Cities and the Urban Informal Economy: Rethinking Development, Urban Design and Planning

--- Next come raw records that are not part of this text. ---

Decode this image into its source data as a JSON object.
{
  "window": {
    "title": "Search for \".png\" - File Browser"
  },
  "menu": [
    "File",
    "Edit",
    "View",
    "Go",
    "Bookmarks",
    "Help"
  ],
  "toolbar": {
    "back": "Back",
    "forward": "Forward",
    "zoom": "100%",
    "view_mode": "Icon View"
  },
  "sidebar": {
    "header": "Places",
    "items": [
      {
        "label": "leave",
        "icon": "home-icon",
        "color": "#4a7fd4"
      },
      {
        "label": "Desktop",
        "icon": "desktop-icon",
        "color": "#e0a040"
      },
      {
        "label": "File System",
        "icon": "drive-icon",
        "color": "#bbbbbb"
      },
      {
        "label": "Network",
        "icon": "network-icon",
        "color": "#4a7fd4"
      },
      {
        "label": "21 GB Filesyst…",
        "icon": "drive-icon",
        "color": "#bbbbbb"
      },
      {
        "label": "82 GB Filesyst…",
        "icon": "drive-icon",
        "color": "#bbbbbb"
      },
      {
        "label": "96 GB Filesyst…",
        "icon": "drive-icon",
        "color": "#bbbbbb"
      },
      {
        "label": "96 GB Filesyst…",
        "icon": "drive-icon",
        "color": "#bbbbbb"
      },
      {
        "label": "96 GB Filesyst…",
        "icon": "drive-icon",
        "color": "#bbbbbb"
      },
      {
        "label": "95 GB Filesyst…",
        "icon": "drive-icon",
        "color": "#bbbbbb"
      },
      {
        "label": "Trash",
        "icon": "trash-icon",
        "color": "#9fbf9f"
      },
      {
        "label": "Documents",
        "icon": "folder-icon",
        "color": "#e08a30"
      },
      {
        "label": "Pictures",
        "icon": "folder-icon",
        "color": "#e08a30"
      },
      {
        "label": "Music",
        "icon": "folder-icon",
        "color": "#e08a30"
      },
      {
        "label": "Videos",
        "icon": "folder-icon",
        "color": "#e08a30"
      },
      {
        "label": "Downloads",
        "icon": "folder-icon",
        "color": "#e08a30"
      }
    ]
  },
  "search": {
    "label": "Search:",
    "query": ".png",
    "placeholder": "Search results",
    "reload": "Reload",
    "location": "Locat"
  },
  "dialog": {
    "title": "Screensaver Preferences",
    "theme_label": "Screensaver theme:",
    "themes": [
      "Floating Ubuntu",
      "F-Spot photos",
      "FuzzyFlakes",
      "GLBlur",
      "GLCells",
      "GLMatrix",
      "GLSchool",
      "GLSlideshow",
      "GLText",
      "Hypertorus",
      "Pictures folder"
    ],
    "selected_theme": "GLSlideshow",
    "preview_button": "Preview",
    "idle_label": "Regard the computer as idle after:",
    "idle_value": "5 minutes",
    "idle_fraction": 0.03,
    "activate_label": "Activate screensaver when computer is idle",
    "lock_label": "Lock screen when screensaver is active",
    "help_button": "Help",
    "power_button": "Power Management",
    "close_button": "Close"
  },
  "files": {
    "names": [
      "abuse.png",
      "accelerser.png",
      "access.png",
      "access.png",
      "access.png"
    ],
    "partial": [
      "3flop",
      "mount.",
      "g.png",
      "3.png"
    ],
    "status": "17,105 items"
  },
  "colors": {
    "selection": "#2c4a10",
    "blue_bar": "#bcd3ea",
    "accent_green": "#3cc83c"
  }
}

Since the emergence of the concept of the ‘urban informal economy’ in the early 1970s, there have been multiple interpretations as well as applications of this concept for urban development in newly industrializing nations. And yet, many important questions still remain to be addressed. The persistence and, in fact, the continuing growth of the urban informal economy around the world has, on the one hand, revealed the complex livelihood patterns of the working poor; but on the other hand, this trend has also brought to fore many new challenges for designers, urban planners, and social activists who care about good and sustainable city form, equitable and efficient city planning, and bottom-up strategies for good governance. What requires close scrutiny are: regulations, policies, taxation, spatial planning, design principles , and institutions through which development strategies affect the lives of the working poor in the urban informal economy. Conversely, the structure and function of cities’ informal economies has profound impact on the spatial, economic, and political development of cites. Yet, the conventional concepts and techniques of Urban Design and Planning seldom directly address the challenges and contributions of the informal economy as a key driving force which influences quality of urban life. In fact, traditional approaches continue to assume the urban informal economy as a transitory outcome which would wither away as cites and nations modernize spatially, economically, socially, and politically.

This interdisciplinary course, led by an urban designer, an urban planner, and a leading global advocate for the urban working poor, intends to scrutinize the different theories and their applications, since the early 1970s, to better understand and influence the informal economy. The objective is to transcend conventional disciplinary approaches with innovative, multidisciplinary thinking regarding how to valorize and enhance the contribution of the urban working poor to good city form, equitable city planning, and democratic urban governance.

This course will introduce the students to both theoretical frameworks and empirical findings to better understand the structure and functions of the urban informal economy, and then assess the effectiveness of past interventions by designers, planners, and social activists to enhance the quality of life of the working poor in the urban informal economy. The ultimate goal is to assist students to transcend conventional thinking with innovative possibilities for more a more humane, sustainable, and convivial cites where the working poor are valued as assets, not a problem. Towards that goal, the course is organized in three modules by three senior faculty across three Institutions (HKS, DUSP-MIT, and GSD). The instructors will be present together  synchronously for the start of the class and then at the end of each module where they will discuss the issues presented ion that module. They will also be all present for other synchronous sessions, which are relevant for their collective interactions but at least for 5 sessions -the end of each module as well as the start and summary class.

Course structure: Each module consists of asynchronous lectures and synchronous class discussions. Pre-recorded lectures, reading, and other materials will be made available through Canvas for students to work on their own time. The class will meet on Thursdays from 10 to 11.30 am for live discussions with the instructor of the module; students are expected to attend this session. The synchronous session will be a combination of lectures , workshops, and discussion (collective as well as in break out rooms). This will vary in each module. Each week an instructor will lead the synchronous meeting. More details will be shared on the syllabus.

Note: the instructor will offer live course presentations on 01/19-01/21. To access the detailed schedule and Zoom links, please visit the Live Course Presentations Website. If you need assistance, please contact Estefanía Ibáñez